- Use a hot iron to seal vinyl seams. It's necessary to use a cotton or linen setting on most irons, but experiment
to find the best temperature for your iron. The use of a heavy press cloth also will require a higher iron temperature.
- With the press cloth over the fabric
, press the iron down for approximately 15 seconds, then lift
; don't slide the iron. Let the fabric
cool before handling. Check the seal. If the fabric can be pulled apart, press again, holding the iron in place for a longer time period. A successfully sealed seam is almost impossible to pull apart when cool.
- When heat-sealing a seam, the heat must be applied only in the seam area. This can be tricky because the seam area is hidden from view by the press cloth. Remember, the fabric will seal anywhere heat is applied. Any narrow surface that raises the area to be sealed and allows the rest of the fabric to fall away from the pressing area is an indispensable aide (a short length of 2x2"). Place a press cloth over the 2x2", position the seam on the binding and press only on the raised area.

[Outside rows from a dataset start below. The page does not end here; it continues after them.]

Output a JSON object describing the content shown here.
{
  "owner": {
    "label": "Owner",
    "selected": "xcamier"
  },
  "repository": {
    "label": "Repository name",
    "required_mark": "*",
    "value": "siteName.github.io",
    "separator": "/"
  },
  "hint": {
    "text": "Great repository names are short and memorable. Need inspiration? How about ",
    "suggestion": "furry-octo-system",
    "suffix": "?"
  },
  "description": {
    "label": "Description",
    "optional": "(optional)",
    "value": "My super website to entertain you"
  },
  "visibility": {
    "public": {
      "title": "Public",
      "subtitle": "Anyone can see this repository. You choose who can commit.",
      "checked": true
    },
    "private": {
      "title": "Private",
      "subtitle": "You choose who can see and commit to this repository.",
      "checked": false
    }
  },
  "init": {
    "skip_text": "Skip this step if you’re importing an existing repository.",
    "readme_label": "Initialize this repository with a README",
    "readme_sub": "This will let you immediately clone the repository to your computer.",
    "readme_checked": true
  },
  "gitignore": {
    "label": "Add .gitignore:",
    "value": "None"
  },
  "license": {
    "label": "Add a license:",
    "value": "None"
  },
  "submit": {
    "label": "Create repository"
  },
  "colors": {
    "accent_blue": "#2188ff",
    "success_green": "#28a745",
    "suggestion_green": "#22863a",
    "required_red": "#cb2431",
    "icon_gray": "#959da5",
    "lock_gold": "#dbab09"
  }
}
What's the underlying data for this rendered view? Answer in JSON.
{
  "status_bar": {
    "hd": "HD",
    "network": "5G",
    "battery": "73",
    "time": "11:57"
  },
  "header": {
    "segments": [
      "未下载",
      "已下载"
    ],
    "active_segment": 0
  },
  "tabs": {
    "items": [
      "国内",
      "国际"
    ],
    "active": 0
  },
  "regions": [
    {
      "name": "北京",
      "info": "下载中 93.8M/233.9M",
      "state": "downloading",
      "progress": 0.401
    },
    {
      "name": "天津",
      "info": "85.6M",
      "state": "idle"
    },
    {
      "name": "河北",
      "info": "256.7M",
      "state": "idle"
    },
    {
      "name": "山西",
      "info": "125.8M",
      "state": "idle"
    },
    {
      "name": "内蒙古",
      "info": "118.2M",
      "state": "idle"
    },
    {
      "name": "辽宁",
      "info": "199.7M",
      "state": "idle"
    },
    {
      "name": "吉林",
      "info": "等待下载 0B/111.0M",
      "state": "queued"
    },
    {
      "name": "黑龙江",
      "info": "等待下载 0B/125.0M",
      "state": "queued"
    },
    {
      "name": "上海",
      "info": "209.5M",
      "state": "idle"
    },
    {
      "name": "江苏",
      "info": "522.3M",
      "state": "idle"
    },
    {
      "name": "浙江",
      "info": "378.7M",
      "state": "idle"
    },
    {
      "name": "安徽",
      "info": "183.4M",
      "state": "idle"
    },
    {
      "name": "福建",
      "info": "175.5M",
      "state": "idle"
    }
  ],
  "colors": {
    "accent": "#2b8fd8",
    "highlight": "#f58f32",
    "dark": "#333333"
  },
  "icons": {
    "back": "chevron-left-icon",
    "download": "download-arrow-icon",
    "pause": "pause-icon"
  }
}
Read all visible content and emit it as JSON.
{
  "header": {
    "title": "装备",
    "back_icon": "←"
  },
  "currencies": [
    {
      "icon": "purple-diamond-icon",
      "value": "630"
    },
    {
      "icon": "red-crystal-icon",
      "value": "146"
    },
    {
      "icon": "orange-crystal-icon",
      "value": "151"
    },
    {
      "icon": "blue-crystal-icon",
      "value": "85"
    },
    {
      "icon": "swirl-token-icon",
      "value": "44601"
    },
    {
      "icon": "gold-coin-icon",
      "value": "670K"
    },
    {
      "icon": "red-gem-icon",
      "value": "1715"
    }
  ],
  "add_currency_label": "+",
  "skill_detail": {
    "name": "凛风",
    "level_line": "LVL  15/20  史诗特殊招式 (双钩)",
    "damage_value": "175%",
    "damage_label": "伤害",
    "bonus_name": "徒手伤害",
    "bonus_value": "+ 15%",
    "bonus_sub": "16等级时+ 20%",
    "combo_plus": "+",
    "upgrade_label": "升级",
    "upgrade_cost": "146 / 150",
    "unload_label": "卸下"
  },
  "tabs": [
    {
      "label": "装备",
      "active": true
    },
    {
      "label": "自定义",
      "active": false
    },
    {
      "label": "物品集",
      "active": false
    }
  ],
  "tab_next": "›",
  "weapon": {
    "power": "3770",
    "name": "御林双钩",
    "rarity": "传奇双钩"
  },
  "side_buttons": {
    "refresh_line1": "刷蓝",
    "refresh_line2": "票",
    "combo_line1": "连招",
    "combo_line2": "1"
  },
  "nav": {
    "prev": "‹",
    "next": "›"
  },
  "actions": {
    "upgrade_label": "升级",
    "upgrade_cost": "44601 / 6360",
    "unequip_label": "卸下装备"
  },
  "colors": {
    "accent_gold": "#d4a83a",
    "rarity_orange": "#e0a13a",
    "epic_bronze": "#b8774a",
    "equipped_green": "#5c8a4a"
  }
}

- An easy alternative method is achieved by sealing heat-seal fabric strips over the seams wrong side. After stitching a conventional seam right sides together, trim one seam allowance to 1/4". Trim the other seam allowance to 3/8" and finger-press both seam allowances to one side. Cut a 3/4"-wide heat-seal fabric strip and place it along the seamline on the garment's wrong side with laminated sides together. When heat-sealed in place, the seam should be waterproof and have a finished look on the garment inside.
* Stamoid is a vinyl laminate (French product)
I have an electric
seam-sealing iron, which has a 1" x 3" heating
pad, covered with a non-stick fabric. Handed down from my father - don't know it's source.